WHAT IS REQUIRED: Report how many lines contain the word "JSON" in the listing that follows. Give nothing besides the number.

[EXTRACTED RECORDS]

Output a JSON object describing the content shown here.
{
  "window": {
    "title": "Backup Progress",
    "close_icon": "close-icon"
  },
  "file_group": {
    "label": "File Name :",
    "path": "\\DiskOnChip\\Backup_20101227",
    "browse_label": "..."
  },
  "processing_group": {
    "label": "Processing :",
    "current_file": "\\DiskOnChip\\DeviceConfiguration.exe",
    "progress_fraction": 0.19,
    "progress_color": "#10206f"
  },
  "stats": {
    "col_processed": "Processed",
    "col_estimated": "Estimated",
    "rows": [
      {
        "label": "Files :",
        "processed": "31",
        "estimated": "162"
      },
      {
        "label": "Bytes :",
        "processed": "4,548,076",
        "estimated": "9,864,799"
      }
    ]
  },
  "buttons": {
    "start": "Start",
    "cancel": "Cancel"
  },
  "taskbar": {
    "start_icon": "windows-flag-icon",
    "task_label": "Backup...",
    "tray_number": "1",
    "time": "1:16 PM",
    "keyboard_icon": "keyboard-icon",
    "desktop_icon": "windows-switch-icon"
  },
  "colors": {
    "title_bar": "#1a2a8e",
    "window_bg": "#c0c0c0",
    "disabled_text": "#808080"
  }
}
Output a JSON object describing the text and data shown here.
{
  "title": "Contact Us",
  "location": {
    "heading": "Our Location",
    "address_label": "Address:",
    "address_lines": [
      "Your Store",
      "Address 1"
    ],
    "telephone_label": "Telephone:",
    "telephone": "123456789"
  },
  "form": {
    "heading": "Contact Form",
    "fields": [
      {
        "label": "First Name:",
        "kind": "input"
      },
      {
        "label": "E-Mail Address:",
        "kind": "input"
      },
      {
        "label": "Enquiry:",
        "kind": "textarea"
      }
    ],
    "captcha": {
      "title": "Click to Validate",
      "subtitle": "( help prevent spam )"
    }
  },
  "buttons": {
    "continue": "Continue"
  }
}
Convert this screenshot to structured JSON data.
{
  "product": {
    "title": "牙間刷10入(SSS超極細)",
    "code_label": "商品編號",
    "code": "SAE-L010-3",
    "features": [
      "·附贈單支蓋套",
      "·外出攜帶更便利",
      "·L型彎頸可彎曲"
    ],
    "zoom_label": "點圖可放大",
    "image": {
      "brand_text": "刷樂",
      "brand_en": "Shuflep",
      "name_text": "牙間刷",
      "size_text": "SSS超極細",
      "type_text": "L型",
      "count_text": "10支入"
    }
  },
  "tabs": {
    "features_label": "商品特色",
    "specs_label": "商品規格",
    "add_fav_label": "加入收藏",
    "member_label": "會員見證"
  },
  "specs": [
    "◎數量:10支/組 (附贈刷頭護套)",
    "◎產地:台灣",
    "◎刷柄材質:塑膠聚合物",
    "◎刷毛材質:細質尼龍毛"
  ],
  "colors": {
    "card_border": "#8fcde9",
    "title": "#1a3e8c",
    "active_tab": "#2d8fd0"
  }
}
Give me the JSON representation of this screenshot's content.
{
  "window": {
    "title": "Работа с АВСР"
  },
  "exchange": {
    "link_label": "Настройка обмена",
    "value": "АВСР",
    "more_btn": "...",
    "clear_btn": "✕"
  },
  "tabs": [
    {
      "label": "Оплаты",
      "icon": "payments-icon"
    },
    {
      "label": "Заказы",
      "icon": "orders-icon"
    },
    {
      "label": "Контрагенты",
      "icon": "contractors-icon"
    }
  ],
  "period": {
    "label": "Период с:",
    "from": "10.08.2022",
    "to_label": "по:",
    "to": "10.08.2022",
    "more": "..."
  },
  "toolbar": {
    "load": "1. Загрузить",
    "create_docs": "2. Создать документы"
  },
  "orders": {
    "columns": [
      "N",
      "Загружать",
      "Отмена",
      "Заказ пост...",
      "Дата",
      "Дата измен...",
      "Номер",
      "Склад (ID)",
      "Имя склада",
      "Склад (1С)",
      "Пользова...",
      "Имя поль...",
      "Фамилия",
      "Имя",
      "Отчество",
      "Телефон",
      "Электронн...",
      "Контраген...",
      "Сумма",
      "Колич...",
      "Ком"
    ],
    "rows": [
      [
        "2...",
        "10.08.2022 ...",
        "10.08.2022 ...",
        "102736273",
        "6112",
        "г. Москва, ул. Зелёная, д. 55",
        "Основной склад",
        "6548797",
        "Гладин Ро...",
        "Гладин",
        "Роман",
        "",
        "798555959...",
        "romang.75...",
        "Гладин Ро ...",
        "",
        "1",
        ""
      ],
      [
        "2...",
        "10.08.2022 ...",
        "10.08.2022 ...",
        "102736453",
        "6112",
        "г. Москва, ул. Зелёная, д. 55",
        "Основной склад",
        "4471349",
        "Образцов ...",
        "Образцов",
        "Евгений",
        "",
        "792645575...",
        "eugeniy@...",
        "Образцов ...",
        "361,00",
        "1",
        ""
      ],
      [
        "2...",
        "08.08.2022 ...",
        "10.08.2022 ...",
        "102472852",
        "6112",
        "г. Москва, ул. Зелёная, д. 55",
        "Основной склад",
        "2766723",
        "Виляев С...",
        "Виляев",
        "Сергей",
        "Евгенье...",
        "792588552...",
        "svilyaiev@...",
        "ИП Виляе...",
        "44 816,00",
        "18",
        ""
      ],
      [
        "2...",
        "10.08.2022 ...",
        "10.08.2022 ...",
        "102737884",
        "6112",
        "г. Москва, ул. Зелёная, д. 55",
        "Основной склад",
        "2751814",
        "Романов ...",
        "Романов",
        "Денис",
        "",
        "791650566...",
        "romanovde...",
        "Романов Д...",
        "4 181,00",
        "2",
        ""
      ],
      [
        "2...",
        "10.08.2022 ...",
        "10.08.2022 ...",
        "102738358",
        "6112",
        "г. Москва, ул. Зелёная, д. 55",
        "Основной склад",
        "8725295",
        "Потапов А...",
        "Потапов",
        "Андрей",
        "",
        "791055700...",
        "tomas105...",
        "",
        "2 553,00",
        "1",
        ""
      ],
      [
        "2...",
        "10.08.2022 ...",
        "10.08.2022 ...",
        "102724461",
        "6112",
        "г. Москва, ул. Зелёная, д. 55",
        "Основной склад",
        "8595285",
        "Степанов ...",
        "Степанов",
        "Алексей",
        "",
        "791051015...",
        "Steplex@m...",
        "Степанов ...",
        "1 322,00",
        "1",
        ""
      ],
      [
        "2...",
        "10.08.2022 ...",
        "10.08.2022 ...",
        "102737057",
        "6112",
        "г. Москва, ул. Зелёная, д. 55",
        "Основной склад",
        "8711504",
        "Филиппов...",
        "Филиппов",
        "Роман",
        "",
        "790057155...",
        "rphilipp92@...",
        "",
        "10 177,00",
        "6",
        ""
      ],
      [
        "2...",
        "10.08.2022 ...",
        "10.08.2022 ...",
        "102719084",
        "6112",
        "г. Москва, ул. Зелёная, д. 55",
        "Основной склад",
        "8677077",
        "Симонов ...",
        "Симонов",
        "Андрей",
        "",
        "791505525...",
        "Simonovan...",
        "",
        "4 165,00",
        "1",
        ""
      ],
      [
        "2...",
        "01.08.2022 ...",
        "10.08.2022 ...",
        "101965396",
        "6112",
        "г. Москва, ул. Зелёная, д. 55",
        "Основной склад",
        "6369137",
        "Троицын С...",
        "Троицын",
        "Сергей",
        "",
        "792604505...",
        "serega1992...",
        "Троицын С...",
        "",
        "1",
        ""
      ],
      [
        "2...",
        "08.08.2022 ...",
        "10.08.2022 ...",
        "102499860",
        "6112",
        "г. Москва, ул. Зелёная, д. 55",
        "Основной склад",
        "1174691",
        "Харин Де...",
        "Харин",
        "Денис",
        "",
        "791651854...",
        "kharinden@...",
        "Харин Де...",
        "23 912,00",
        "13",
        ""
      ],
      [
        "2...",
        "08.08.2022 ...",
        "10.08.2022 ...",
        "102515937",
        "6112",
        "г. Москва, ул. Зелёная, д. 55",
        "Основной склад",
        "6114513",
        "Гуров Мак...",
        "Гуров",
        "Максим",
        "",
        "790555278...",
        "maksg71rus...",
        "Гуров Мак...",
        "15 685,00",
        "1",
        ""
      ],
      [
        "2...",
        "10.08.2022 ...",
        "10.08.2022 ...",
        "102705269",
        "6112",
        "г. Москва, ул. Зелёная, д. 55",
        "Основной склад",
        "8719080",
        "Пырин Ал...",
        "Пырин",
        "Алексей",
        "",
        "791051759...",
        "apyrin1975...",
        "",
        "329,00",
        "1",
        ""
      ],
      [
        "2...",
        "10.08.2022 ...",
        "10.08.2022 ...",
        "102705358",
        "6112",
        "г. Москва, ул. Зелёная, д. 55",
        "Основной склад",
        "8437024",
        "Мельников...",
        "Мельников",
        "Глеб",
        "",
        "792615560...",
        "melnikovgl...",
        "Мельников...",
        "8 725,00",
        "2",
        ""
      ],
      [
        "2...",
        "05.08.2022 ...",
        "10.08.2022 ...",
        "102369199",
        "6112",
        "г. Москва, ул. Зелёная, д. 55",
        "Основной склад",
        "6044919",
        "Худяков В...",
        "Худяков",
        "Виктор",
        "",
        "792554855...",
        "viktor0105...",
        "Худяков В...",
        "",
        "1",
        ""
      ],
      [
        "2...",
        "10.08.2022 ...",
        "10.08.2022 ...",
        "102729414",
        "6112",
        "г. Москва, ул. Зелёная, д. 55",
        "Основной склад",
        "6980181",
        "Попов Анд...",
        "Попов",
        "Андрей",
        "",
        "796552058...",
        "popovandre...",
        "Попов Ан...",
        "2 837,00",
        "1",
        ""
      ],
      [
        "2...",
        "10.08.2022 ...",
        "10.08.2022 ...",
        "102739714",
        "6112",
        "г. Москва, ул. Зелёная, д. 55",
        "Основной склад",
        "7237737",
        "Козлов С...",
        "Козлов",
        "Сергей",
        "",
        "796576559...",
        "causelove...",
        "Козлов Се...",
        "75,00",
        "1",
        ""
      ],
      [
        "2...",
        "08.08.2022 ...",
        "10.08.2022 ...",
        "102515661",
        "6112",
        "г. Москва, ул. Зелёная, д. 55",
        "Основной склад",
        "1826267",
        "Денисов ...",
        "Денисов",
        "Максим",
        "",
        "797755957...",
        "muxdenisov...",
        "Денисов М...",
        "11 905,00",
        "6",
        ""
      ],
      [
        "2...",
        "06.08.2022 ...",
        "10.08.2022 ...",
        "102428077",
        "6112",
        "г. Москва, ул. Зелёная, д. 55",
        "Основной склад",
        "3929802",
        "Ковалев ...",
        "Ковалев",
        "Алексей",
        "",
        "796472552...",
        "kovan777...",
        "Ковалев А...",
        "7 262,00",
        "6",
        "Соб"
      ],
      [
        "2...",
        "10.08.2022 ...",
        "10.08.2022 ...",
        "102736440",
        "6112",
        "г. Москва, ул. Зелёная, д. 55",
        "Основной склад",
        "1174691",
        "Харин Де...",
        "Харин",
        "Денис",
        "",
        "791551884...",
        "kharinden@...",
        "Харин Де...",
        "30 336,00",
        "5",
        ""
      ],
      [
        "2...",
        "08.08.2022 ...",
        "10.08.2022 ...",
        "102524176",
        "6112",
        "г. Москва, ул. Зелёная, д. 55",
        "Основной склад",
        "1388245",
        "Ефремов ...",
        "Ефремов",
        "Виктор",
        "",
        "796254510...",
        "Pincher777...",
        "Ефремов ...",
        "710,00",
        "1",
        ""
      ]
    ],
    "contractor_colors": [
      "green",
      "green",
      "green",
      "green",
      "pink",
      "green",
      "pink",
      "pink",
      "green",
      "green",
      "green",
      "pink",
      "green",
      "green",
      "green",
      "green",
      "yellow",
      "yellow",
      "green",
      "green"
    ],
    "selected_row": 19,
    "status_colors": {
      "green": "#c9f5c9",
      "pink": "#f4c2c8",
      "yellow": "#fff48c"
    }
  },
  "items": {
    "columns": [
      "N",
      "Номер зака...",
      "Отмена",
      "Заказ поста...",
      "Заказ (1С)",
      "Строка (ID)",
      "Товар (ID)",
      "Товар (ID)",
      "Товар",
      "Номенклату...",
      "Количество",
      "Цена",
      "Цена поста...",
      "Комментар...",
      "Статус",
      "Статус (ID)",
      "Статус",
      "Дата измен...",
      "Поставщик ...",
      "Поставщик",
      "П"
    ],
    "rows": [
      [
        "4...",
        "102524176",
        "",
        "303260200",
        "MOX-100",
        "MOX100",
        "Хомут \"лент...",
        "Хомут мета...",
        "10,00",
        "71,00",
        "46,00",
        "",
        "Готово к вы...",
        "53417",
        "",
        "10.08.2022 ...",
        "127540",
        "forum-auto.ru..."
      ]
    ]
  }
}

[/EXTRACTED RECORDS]

TASK RESULT: 4